:: EXERCISE PROMPT ::
In the data below, find the lines containing "letter" and say how many there are, nothing more.

======== MATERIALS PROVIDED

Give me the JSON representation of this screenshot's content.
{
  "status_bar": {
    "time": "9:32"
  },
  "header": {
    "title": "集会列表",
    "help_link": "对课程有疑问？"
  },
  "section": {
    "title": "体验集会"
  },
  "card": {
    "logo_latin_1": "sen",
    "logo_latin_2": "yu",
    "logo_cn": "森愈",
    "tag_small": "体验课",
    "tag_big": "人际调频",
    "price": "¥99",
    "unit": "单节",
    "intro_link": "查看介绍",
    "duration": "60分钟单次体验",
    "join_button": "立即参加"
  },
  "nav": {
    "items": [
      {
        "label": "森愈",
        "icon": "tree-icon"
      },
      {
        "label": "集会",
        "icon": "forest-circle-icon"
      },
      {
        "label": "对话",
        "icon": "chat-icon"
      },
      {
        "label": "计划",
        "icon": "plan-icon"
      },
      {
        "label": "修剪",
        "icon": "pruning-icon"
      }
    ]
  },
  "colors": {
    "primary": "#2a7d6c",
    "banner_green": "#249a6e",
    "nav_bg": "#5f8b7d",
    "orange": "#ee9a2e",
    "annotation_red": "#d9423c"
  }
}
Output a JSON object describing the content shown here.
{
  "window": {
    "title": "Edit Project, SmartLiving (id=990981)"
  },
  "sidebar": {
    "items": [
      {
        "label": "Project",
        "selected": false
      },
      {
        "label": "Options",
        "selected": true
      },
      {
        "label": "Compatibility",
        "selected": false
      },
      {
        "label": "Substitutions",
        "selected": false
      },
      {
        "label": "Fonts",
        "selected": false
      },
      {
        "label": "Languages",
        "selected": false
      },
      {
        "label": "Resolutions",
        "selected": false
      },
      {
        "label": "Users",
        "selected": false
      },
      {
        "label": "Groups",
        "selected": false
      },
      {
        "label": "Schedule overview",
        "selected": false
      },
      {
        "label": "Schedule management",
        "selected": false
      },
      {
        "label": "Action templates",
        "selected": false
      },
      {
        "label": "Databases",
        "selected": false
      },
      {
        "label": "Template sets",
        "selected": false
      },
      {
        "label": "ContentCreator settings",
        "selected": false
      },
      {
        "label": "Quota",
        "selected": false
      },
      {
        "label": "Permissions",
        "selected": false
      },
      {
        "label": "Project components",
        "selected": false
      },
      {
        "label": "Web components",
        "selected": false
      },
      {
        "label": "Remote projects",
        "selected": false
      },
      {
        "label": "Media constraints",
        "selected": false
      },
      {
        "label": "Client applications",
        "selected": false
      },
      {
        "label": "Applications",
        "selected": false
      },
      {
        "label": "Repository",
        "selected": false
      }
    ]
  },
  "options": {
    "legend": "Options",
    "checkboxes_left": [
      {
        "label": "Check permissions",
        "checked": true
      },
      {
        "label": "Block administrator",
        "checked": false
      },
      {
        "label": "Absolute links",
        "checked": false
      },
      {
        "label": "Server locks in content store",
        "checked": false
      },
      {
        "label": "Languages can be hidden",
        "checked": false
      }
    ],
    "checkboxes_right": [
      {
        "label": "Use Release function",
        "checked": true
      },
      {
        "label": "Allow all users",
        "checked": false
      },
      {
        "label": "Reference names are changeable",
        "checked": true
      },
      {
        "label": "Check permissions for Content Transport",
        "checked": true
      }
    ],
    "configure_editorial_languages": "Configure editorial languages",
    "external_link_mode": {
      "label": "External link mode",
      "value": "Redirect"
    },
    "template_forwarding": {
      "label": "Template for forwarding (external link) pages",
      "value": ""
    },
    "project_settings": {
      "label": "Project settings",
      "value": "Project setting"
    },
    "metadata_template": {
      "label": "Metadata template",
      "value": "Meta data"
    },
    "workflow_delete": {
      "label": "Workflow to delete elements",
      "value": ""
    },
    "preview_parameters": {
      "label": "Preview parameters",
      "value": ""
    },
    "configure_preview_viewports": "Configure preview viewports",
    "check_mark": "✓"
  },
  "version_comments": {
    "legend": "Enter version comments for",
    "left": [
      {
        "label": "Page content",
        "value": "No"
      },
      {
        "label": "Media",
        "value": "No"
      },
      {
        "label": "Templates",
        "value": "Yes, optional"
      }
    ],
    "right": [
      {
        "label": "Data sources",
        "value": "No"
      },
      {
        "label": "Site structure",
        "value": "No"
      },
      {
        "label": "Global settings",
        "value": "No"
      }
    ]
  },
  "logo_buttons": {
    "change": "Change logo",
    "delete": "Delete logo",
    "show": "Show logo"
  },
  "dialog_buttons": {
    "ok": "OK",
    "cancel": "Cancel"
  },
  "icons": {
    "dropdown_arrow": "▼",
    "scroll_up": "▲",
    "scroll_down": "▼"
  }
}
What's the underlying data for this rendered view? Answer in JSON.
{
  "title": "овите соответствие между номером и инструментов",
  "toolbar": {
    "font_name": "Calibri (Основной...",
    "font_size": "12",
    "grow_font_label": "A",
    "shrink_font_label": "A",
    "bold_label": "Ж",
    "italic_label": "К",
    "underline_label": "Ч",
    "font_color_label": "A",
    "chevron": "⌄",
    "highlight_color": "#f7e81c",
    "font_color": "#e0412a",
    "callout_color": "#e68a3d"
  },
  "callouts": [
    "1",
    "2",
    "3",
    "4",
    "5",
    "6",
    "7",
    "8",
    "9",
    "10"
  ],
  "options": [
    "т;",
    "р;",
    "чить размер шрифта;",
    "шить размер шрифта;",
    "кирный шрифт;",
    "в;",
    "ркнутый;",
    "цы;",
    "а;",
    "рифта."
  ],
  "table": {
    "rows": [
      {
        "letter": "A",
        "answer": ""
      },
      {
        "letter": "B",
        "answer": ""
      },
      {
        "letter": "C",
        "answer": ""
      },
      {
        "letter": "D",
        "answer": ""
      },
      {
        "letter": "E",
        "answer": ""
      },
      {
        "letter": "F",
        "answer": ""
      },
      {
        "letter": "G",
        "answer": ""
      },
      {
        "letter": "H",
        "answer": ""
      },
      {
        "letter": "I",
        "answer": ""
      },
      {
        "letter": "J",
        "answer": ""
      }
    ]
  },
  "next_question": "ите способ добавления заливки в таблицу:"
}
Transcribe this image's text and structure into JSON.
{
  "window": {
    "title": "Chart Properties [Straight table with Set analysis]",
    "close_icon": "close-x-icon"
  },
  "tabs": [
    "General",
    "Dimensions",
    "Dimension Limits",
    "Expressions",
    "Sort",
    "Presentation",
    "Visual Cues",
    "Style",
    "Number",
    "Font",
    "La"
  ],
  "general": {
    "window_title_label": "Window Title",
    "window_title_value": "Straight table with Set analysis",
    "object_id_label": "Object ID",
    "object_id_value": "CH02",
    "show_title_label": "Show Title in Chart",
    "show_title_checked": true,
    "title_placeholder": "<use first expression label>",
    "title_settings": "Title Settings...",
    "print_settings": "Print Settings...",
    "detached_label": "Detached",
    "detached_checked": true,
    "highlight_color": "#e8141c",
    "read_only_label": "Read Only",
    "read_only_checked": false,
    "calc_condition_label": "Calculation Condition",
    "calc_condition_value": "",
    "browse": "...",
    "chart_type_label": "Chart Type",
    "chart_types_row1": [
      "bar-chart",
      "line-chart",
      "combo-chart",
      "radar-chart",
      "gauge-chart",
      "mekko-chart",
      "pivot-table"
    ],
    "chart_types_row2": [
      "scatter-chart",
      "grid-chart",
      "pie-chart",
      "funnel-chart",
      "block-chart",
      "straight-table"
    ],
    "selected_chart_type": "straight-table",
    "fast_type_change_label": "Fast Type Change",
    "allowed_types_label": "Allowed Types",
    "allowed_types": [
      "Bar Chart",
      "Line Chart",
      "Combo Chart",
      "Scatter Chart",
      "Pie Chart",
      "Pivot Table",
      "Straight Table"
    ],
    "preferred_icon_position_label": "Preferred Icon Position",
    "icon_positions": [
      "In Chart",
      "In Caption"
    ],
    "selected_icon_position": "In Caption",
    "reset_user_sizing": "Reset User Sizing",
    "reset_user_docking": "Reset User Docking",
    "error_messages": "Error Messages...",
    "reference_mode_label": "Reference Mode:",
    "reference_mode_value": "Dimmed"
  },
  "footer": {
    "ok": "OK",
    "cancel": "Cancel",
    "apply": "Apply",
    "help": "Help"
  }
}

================

:: EXPECTED OUTPUT ::
10